The project gathered lots of video footage and data that was assembled on the web and in audio form. When the audio was broadcast on radio stations, listeners responded very actively.
“It was very difficult to measure impact, but we have seen this issue is very poorly researched. We were invited to a couple of national exhibitions on food and many researchers wanted to know more and asked us to be more involved in discussions and projects, ” explained Lota.
Other projects like Rebuilding Haiti, which deals with the reconstruction of the country after the earthquake in 2010, aimed to give readers a factual perspective, but then decided to reveal the possible outcomes of the reconstruction through fictional elements.
Freelance photographer Pierre Morel stressed the importance of a good communications strategy, which includes contacting NGOs and relevant organisations that will allow more viewers to see the publication.
“Give it a second life: it is important to re-use the content, publishing it in a newspaper, participating in awards and competitions to make the project popular,” said Morel.
“With projects like this one you need to keep on tweeting regularly. Also, reach global audiences by translating it into English. In case of news, your story should go again on the top, ” he added.
With projects like Follow the money 2, a visual game that tried to give the Italian reader a choice on how to use public funds, journalists collaborated with policy-makers.
10,000 people completed the visualisation and the results were brought to the Italian Ministry of Foreign Affairs, which was interested in reading about real people with real stories.
According to Emanuele Bompan, a journalist who worked on the project, in measuring impact the number of views is less important than the level of engagement. “When we measure impact, we need to focus on the quality of the impact, rather than the quantity. It is important to keep the project alive,” he also said.
Stijn Debrouwen, an analytics expert, believes communication strategies are indeed the real problem of journalists: “they just present the truth, asking them to start thinking how that impacts readership is sort of sacrilegious. Suddenly you ask the journalist to take a stance: to put forward a vision of how their stories can make a change.”
But with some stories, impact cannot be achieved automatically.
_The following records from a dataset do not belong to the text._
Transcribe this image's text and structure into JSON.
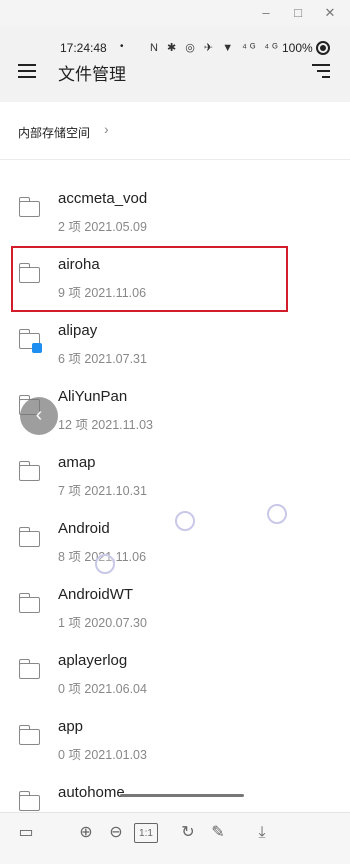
{
  "window": {
    "minimize_glyph": "–",
    "maximize_glyph": "□",
    "close_glyph": "✕"
  },
  "status_bar": {
    "time": "17:24:48",
    "dot": "•",
    "icons_text": "N ✱ ◎ ✈ ▼ ⁴ᴳ ⁴ᴳ",
    "battery": "100%"
  },
  "header": {
    "title": "文件管理",
    "menu_icon": "hamburger-icon",
    "sort_icon": "sort-icon"
  },
  "breadcrumb": {
    "label": "内部存储空间",
    "chevron": "›"
  },
  "files": [
    {
      "name": "accmeta_vod",
      "meta": "2 项  2021.05.09"
    },
    {
      "name": "airoha",
      "meta": "9 项  2021.11.06"
    },
    {
      "name": "alipay",
      "meta": "6 项  2021.07.31",
      "badge": true
    },
    {
      "name": "AliYunPan",
      "meta": "12 项  2021.11.03"
    },
    {
      "name": "amap",
      "meta": "7 项  2021.10.31"
    },
    {
      "name": "Android",
      "meta": "8 项  2021.11.06"
    },
    {
      "name": "AndroidWT",
      "meta": "1 项  2020.07.30"
    },
    {
      "name": "aplayerlog",
      "meta": "0 项  2021.06.04"
    },
    {
      "name": "app",
      "meta": "0 项  2021.01.03"
    },
    {
      "name": "autohome",
      "meta": ""
    }
  ],
  "highlight_color": "#d21e2b",
  "overlay": {
    "back_glyph": "‹"
  },
  "toolbar": {
    "page_glyph": "▭",
    "zoom_in_glyph": "⊕",
    "zoom_out_glyph": "⊖",
    "fit_label": "1:1",
    "rotate_glyph": "↻",
    "edit_glyph": "✎",
    "download_glyph": "⤓"
  }
}
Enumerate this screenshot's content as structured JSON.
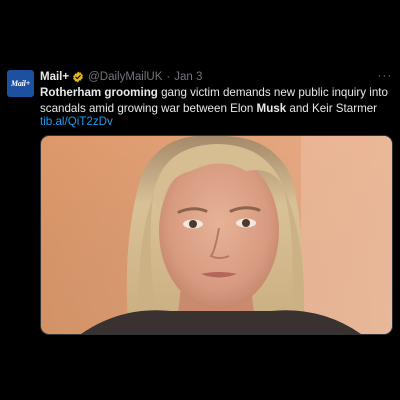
{
  "tweet": {
    "avatar_text": "Mail+",
    "display_name": "Mail+",
    "handle": "@DailyMailUK",
    "separator": "·",
    "date": "Jan 3",
    "more_label": "···",
    "text": {
      "part1": "Rotherham grooming",
      "part2": " gang victim demands new public inquiry into scandals amid growing war between Elon ",
      "part3": "Musk",
      "part4": " and Keir Starmer"
    },
    "link": "tib.al/QiT2zDv",
    "media_icon": "photo-of-woman"
  },
  "colors": {
    "background": "#000000",
    "text": "#e7e9ea",
    "muted": "#71767b",
    "link": "#1d9bf0",
    "verified": "#e2b719",
    "avatar": "#1e50a2"
  }
}
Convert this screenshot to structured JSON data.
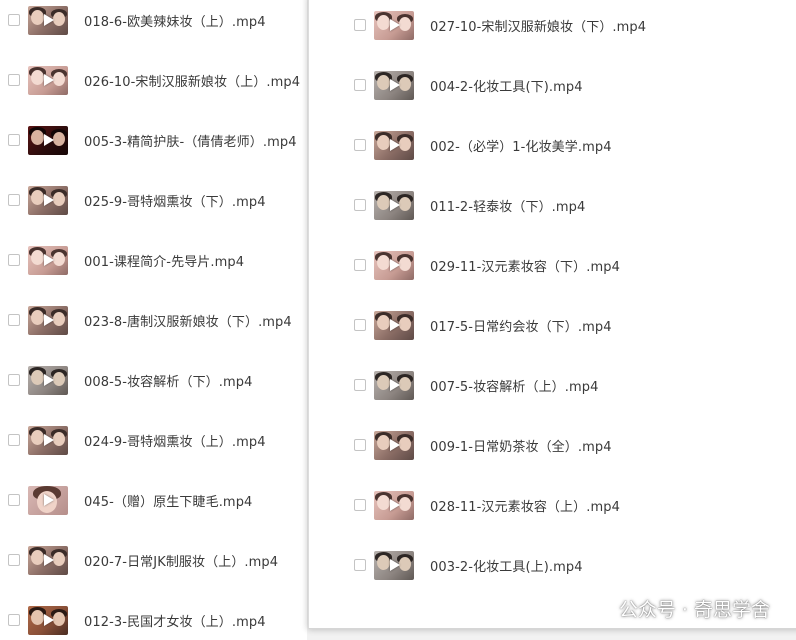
{
  "left_panel": {
    "files": [
      {
        "name": "018-6-欧美辣妹妆（上）.mp4",
        "thumb": "warm"
      },
      {
        "name": "026-10-宋制汉服新娘妆（上）.mp4",
        "thumb": "pink"
      },
      {
        "name": "005-3-精简护肤-（倩倩老师）.mp4",
        "thumb": "dark"
      },
      {
        "name": "025-9-哥特烟熏妆（下）.mp4",
        "thumb": "warm"
      },
      {
        "name": "001-课程简介-先导片.mp4",
        "thumb": "pink"
      },
      {
        "name": "023-8-唐制汉服新娘妆（下）.mp4",
        "thumb": "warm"
      },
      {
        "name": "008-5-妆容解析（下）.mp4",
        "thumb": "grey"
      },
      {
        "name": "024-9-哥特烟熏妆（上）.mp4",
        "thumb": "warm"
      },
      {
        "name": "045-（赠）原生下睫毛.mp4",
        "thumb": "portrait"
      },
      {
        "name": "020-7-日常JK制服妆（上）.mp4",
        "thumb": "warm"
      },
      {
        "name": "012-3-民国才女妆（上）.mp4",
        "thumb": "orange"
      }
    ]
  },
  "right_panel": {
    "files": [
      {
        "name": "027-10-宋制汉服新娘妆（下）.mp4",
        "thumb": "pink"
      },
      {
        "name": "004-2-化妆工具(下).mp4",
        "thumb": "grey"
      },
      {
        "name": "002-（必学）1-化妆美学.mp4",
        "thumb": "warm"
      },
      {
        "name": "011-2-轻泰妆（下）.mp4",
        "thumb": "grey"
      },
      {
        "name": "029-11-汉元素妆容（下）.mp4",
        "thumb": "pink"
      },
      {
        "name": "017-5-日常约会妆（下）.mp4",
        "thumb": "warm"
      },
      {
        "name": "007-5-妆容解析（上）.mp4",
        "thumb": "grey"
      },
      {
        "name": "009-1-日常奶茶妆（全）.mp4",
        "thumb": "warm"
      },
      {
        "name": "028-11-汉元素妆容（上）.mp4",
        "thumb": "pink"
      },
      {
        "name": "003-2-化妆工具(上).mp4",
        "thumb": "grey"
      }
    ]
  },
  "watermark": {
    "text": "公众号 · 奇思学舍",
    "icon": "wechat-icon"
  },
  "colors": {
    "background": "#f2f2f2",
    "panel": "#ffffff",
    "text": "#3a3a3a",
    "checkbox_border": "#c4c4c4"
  }
}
In this respect, Debrouwen mentions the environmental journalism niche in which so many journalists produce stories about disasters and global warming, but many pieces end up not having any particular impact.
“It needs a concerted effort that brings impact. Measuring impact is not impossible. There are problems with this, with engagement in social media, but it does provide a general overview,” Debrouwen concluded.
The discussion ended on a positive note, stressing that intelligent journalism includes impact that is developed over time.